**YOUR GOAL**
The answer should consist of all the records, written out word for word.

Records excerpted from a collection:
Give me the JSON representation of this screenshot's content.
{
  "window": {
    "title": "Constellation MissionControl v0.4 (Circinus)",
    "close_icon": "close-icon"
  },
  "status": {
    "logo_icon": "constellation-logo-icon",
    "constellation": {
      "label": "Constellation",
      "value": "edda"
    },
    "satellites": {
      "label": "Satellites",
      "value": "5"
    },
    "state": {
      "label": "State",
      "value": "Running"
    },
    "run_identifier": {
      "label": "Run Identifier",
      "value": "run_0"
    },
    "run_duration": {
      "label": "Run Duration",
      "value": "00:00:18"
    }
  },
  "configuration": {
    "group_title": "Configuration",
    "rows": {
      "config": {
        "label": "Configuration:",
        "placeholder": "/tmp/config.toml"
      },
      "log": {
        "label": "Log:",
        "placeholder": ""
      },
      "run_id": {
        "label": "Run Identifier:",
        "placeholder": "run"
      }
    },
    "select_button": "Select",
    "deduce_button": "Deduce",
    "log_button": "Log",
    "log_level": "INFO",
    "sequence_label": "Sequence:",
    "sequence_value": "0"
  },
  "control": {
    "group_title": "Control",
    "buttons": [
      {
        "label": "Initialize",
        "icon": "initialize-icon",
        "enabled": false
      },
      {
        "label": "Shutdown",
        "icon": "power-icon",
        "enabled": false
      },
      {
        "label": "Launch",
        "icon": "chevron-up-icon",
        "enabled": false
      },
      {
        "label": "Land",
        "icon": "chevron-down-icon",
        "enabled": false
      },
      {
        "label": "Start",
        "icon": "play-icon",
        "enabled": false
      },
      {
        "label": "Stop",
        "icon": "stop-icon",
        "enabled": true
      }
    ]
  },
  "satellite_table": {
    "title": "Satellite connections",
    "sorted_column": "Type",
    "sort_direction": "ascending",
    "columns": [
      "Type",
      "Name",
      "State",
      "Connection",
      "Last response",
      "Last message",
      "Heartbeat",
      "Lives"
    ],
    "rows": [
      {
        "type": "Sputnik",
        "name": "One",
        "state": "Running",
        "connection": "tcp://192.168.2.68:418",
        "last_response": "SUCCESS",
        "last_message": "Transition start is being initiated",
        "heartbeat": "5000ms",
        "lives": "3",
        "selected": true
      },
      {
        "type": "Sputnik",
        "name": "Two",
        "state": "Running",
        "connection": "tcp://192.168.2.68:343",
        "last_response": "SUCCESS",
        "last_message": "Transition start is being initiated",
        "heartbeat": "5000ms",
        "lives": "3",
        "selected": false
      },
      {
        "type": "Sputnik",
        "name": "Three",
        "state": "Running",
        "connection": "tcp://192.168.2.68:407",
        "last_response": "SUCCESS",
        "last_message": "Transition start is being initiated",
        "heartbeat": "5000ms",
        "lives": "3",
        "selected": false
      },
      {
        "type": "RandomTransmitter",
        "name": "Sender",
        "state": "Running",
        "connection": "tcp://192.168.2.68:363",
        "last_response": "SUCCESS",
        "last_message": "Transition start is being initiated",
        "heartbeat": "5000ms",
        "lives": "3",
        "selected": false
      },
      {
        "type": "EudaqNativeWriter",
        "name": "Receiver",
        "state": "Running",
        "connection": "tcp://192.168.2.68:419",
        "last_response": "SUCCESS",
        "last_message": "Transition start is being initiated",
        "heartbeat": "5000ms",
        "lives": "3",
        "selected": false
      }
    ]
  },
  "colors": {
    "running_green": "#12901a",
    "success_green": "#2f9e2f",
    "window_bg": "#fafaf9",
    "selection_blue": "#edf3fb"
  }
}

**ANSWER SECTION**
Give me the JSON representation of this screenshot's content.
{
  "window": {
    "title": "Constellation MissionControl v0.4 (Circinus)",
    "close_icon": "close-icon"
  },
  "status": {
    "logo_icon": "constellation-logo-icon",
    "constellation": {
      "label": "Constellation",
      "value": "edda"
    },
    "satellites": {
      "label": "Satellites",
      "value": "5"
    },
    "state": {
      "label": "State",
      "value": "Running"
    },
    "run_identifier": {
      "label": "Run Identifier",
      "value": "run_0"
    },
    "run_duration": {
      "label": "Run Duration",
      "value": "00:00:18"
    }
  },
  "configuration": {
    "group_title": "Configuration",
    "rows": {
      "config": {
        "label": "Configuration:",
        "placeholder": "/tmp/config.toml"
      },
      "log": {
        "label": "Log:",
        "placeholder": ""
      },
      "run_id": {
        "label": "Run Identifier:",
        "placeholder": "run"
      }
    },
    "select_button": "Select",
    "deduce_button": "Deduce",
    "log_button": "Log",
    "log_level": "INFO",
    "sequence_label": "Sequence:",
    "sequence_value": "0"
  },
  "control": {
    "group_title": "Control",
    "buttons": [
      {
        "label": "Initialize",
        "icon": "initialize-icon",
        "enabled": false
      },
      {
        "label": "Shutdown",
        "icon": "power-icon",
        "enabled": false
      },
      {
        "label": "Launch",
        "icon": "chevron-up-icon",
        "enabled": false
      },
      {
        "label": "Land",
        "icon": "chevron-down-icon",
        "enabled": false
      },
      {
        "label": "Start",
        "icon": "play-icon",
        "enabled": false
      },
      {
        "label": "Stop",
        "icon": "stop-icon",
        "enabled": true
      }
    ]
  },
  "satellite_table": {
    "title": "Satellite connections",
    "sorted_column": "Type",
    "sort_direction": "ascending",
    "columns": [
      "Type",
      "Name",
      "State",
      "Connection",
      "Last response",
      "Last message",
      "Heartbeat",
      "Lives"
    ],
    "rows": [
      {
        "type": "Sputnik",
        "name": "One",
        "state": "Running",
        "connection": "tcp://192.168.2.68:418",
        "last_response": "SUCCESS",
        "last_message": "Transition start is being initiated",
        "heartbeat": "5000ms",
        "lives": "3",
        "selected": true
      },
      {
        "type": "Sputnik",
        "name": "Two",
        "state": "Running",
        "connection": "tcp://192.168.2.68:343",
        "last_response": "SUCCESS",
        "last_message": "Transition start is being initiated",
        "heartbeat": "5000ms",
        "lives": "3",
        "selected": false
      },
      {
        "type": "Sputnik",
        "name": "Three",
        "state": "Running",
        "connection": "tcp://192.168.2.68:407",
        "last_response": "SUCCESS",
        "last_message": "Transition start is being initiated",
        "heartbeat": "5000ms",
        "lives": "3",
        "selected": false
      },
      {
        "type": "RandomTransmitter",
        "name": "Sender",
        "state": "Running",
        "connection": "tcp://192.168.2.68:363",
        "last_response": "SUCCESS",
        "last_message": "Transition start is being initiated",
        "heartbeat": "5000ms",
        "lives": "3",
        "selected": false
      },
      {
        "type": "EudaqNativeWriter",
        "name": "Receiver",
        "state": "Running",
        "connection": "tcp://192.168.2.68:419",
        "last_response": "SUCCESS",
        "last_message": "Transition start is being initiated",
        "heartbeat": "5000ms",
        "lives": "3",
        "selected": false
      }
    ]
  },
  "colors": {
    "running_green": "#12901a",
    "success_green": "#2f9e2f",
    "window_bg": "#fafaf9",
    "selection_blue": "#edf3fb"
  }
}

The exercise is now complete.